A few days later, I picked up their email while out on errands and cheered to Tim. "Mosey! They want Mosey!" They said they thought she had something special. Tim plays in a band so would be back in the bay area practicing for a big show. He made arrangements to come collect her after his work was done, and Shama stayed home, eager to welcome their new dog. Excited emails flew back and forth as we confirmed the arrangements. Photo above: Mosey's last play session with BFF Elliot, showing off that newly trademarked Mosey grin.
Photos from her departure below.
Her get-acquainted walk with new dad Tim. Frightened of traffic, we kept her on a quiet street with Elliot there as her training wheels, of course.
It took two human coaches, a big soft dog bed, a bag of treats and an oversized husky to help her want to investigate the car before her big road trip north. "You can do it, girl."
Finally, all settled in, she and new dad Tim get ready to hit the road. My camera caught her worried face, looking out to Elliot, no doubt. She'll be home and with her new chihuahua friend in no time and we all look forward to hearing about her progress as it starts to sink in that she's home.
Fare-thee-well Mosey. You are one brave girl. With many thanks to Tim and Shama for recognizing her potential and opening your hearts and home.
Yeah, I have a type. I like 'em shy and needy with huge blocky heads.
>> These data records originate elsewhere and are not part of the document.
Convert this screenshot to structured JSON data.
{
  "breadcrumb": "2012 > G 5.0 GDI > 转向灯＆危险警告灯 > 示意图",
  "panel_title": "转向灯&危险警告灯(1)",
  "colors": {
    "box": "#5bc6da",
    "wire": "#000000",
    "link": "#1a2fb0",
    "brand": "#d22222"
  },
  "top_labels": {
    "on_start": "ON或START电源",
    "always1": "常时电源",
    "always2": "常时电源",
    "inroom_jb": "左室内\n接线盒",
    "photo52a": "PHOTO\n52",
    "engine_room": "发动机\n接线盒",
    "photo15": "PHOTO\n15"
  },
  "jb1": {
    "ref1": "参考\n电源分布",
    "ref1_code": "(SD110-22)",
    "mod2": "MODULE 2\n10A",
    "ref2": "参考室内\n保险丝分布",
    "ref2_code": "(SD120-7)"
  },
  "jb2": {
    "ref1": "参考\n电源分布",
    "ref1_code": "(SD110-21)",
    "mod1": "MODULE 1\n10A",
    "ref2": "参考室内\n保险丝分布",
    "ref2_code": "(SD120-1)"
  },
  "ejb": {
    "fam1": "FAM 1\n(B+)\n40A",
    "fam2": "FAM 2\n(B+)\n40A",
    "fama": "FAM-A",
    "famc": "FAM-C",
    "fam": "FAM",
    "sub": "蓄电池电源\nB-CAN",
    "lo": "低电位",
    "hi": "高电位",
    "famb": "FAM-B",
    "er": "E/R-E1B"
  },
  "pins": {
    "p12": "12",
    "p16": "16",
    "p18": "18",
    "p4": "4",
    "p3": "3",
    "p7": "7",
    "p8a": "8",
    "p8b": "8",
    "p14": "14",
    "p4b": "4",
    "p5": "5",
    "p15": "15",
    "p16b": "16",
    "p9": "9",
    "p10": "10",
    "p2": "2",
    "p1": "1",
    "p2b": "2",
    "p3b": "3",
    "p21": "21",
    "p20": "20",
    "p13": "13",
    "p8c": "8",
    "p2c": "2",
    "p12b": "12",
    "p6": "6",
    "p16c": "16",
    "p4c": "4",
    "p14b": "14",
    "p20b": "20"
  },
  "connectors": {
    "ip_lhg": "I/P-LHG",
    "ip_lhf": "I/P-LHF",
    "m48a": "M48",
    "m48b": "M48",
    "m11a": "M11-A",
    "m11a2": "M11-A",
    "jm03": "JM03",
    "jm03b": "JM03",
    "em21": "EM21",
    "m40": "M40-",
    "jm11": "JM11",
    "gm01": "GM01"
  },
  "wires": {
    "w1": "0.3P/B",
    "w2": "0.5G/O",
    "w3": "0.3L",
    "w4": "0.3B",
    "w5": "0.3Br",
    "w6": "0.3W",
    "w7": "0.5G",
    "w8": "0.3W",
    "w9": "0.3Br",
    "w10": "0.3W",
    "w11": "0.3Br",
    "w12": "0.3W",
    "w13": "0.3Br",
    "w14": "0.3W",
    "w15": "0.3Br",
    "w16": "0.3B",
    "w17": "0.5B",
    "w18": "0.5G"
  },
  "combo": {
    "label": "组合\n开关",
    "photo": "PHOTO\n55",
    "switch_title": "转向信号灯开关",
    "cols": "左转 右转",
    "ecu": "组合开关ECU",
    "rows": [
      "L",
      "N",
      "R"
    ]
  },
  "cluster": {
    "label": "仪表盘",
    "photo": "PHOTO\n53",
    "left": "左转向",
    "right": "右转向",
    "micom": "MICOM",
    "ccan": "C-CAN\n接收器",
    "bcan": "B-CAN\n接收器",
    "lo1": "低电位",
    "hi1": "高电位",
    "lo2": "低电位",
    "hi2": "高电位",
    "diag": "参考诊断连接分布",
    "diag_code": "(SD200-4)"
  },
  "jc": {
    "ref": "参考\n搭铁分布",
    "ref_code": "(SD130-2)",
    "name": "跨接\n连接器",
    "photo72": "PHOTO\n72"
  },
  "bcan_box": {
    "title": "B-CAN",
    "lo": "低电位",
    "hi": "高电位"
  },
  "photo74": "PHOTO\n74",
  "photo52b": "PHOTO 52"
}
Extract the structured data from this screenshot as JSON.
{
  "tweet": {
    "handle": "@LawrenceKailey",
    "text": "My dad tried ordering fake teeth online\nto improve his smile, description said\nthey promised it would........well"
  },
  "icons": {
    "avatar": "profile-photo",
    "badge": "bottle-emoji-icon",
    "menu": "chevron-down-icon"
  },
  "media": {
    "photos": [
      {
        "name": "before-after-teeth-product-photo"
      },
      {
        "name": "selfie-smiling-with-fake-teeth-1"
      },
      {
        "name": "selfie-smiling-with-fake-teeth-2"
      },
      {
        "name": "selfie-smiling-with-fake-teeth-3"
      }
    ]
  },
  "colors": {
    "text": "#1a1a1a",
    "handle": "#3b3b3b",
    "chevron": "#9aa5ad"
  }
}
The squintier, more wide set the eyes, the better. Benny isn't particularly shy or needy, but he's just so handsome, I absolutely fell in love when I met him at the Barn last week. I knew this cutie already had a girlfriend -- Joon, the beautiful redhead he'd showed up with -- but I didn't feel that meant we couldn't hang out.
Sadly though, my efforts to talk to him proved fruitless. Outside of his kennel, Benny couldn't be bothered to glance my way. (What am I -- back in high school? Over here, cute boy...) The big hunk was more interested in marking, digging, and sniffing around. Boy stuff. I'd ask for a sit and he'd turn around and bark.
Back at his place
This week, it was a whole different story (again, eerily high-school like). Not sure whether it was the focused one-on-one time that had happened over the past few days or the fact that he was now neutered (probably both), but Benny was listening and heeding cues like we'd been dancing together all our lives. Ok, I exaggerate a little, but holy cow, what a difference -- and what a testament to the folks who'd worked with him all week -- a little training makes. "Sit," "down," "leave it" -- no problem.
So now Benny and I weren't just talking, we were communicating. And the best part was that every so often, instead of rewarding him with a treat, I scratched his cheeks and kissed his head. And Benny, that big lug, nuzzled in for more. A week ago, I would've said this guy is never gonna be one of those dogs who's into affection.
And this year, with so many photos of Elliot at the barn falling out of our photo files, it washigh time for a tribute to his work with the barn dogs.
It was a very good year, with some of the fastest adoption turn around we've seen since starting this work. We're not sure when the dogs crossed the tipping point from misunderstood misfits to highly sought after cyber-celebs, but times have changed for the better and we're all loving it!
Thanks so much for your kind support as we march these pups into a brighter future.